"Buying the War," which marks the return of "Bill Moyers Journal" will broadcast on PBS on April 25.
While much of the evidence of the media's role as cheerleaders for the war presented here is not new, it is skillfully assembled, with many fresh quotes from interviews (with the likes of Tim Russert and Walter Pincus) along with numerous embarrassing examples of past statements by journalists and pundits that proved grossly misleading or wrong. Several prominent media figures, prodded by Moyers, admit the media failed miserably, though few take personal responsibility.
The war continues today, now in its fifth year, with the death toll for Americans and Iraqis rising again - yet Moyers points out, "the press has yet to come to terms with its role in enabling the Bush Administration to go to war on false pretenses."
Among the few heroes of the film are reporters with the Knight Ridder/McClatchy bureau in D.C. Tragically late, Walter Isaacson, who headed CNN, observes, "The people at Knight Ridder were calling the colonels and the lieutenants and the people in the CIA and finding out, you know, that the intelligence is not very good. We should've all been doing that."
At the close, Moyers mentions some of the chief proponents of the war who refused to speak to him for this program, including Thomas Friedman, Bill Kristol, Roger Ailes, Charles Krauthammer, Judith Miller, and William Safire.

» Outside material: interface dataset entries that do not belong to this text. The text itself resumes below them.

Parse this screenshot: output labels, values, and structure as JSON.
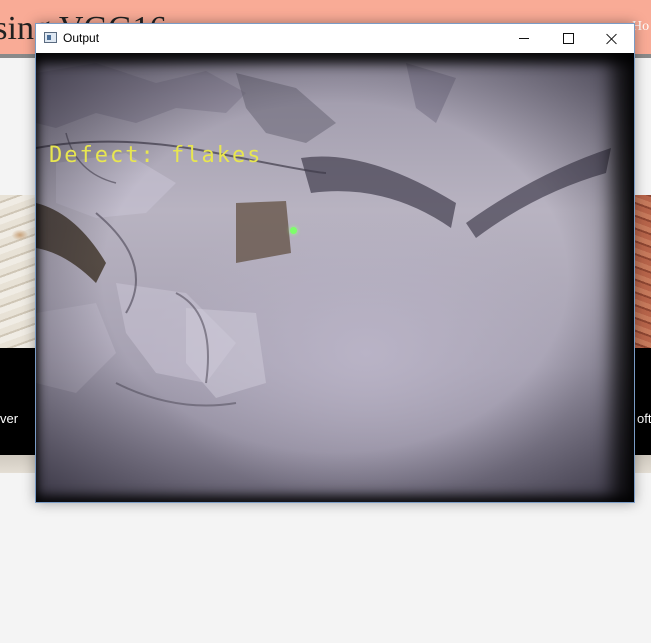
{
  "background_page": {
    "title": "s Using VGG16",
    "nav_item": "Ho",
    "card_left_caption": "ver",
    "card_right_caption": "oft"
  },
  "window": {
    "title": "Output",
    "controls": {
      "minimize": "minimize",
      "maximize": "maximize",
      "close": "close"
    }
  },
  "overlay": {
    "defect_text": "Defect: flakes"
  },
  "colors": {
    "header_bg": "#f9ab96",
    "label_color": "#e8e650",
    "marker_color": "#7dff6a",
    "window_border": "#7a9cc6"
  },
  "icons": {
    "app": "app-window-icon",
    "minimize": "minimize-icon",
    "maximize": "maximize-icon",
    "close": "close-icon"
  }
}
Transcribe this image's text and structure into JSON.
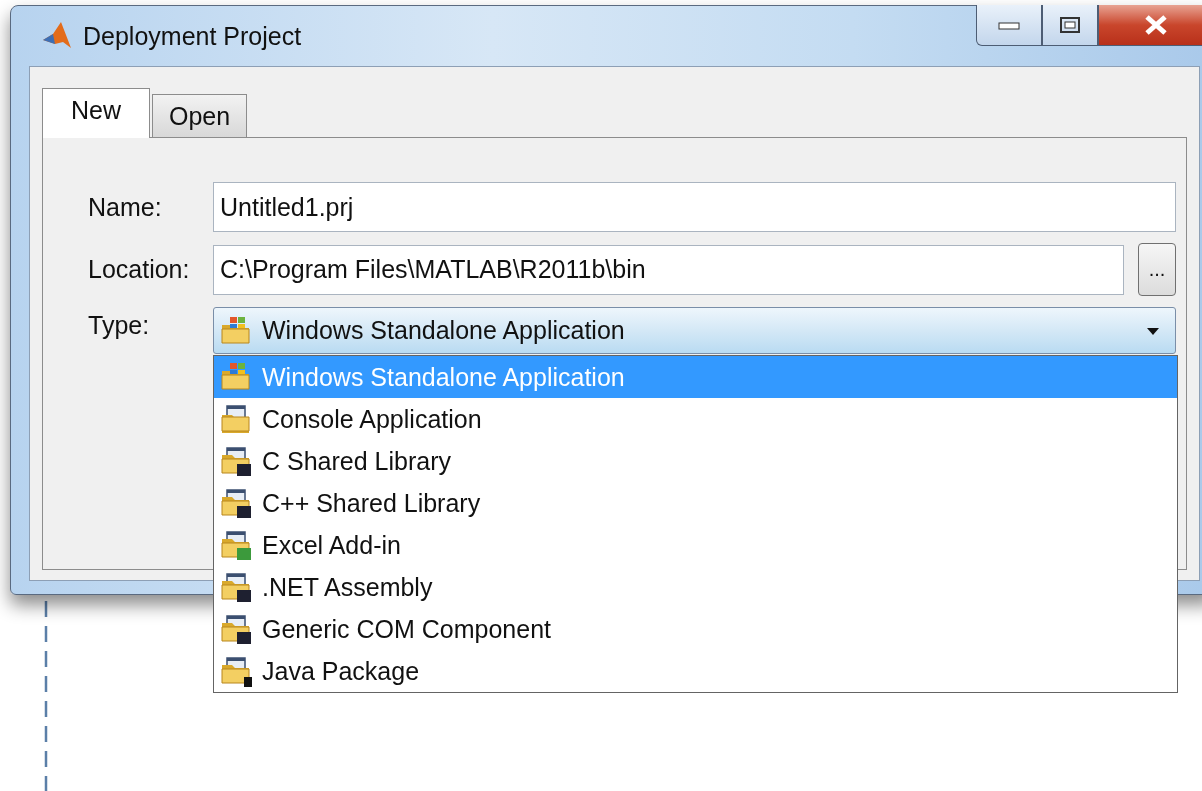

But Dan Rather, the former CBS anchor, admits, "I don't think there is any excuse for, you know, my performance and the performance of the press in general in the roll up to the war…We didn't dig enough. And we shouldn't have been fooled in this way." Bob Simon, who had strong doubts about evidence for war, was asked by Moyers if he pushed any of the top brass at CBS to "dig deeper," and he replies, "No, in all honesty, with a thousand mea culpas….nope, I don't think we followed up on this."'